Every line of the entries with the word "Mobile" in it should be shown.

(Beginning of RECORDS SUPPLIED)

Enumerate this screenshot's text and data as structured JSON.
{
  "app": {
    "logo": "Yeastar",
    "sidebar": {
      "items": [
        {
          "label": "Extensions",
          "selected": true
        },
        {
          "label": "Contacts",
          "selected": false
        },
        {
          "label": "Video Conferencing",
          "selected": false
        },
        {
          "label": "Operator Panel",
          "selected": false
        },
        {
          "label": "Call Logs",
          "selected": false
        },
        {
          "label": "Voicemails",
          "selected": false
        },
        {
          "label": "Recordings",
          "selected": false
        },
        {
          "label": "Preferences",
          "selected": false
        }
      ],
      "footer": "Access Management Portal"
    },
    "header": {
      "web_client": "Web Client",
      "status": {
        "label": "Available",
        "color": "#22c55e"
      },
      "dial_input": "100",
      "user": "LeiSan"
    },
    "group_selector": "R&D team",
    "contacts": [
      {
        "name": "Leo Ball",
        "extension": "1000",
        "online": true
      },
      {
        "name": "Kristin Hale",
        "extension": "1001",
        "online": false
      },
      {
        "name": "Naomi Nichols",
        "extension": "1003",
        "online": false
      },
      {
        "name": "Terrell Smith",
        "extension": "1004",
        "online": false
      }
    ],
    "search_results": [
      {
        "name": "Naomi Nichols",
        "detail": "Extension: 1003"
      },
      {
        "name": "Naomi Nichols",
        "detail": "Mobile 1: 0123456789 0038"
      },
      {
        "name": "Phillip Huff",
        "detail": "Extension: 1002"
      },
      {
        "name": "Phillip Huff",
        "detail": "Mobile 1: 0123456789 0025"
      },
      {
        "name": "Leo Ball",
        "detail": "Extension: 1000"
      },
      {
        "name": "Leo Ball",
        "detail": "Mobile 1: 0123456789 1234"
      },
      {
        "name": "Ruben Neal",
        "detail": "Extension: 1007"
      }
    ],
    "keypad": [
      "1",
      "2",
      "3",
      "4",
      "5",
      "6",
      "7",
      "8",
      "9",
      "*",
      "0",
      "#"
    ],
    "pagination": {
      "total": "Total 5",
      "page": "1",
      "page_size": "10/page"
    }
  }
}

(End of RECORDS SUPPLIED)

EXPECTED ANSWER
        "detail": "Mobile 1: 0123456789 0038"
        "detail": "Mobile 1: 0123456789 0025"
        "detail": "Mobile 1: 0123456789 1234"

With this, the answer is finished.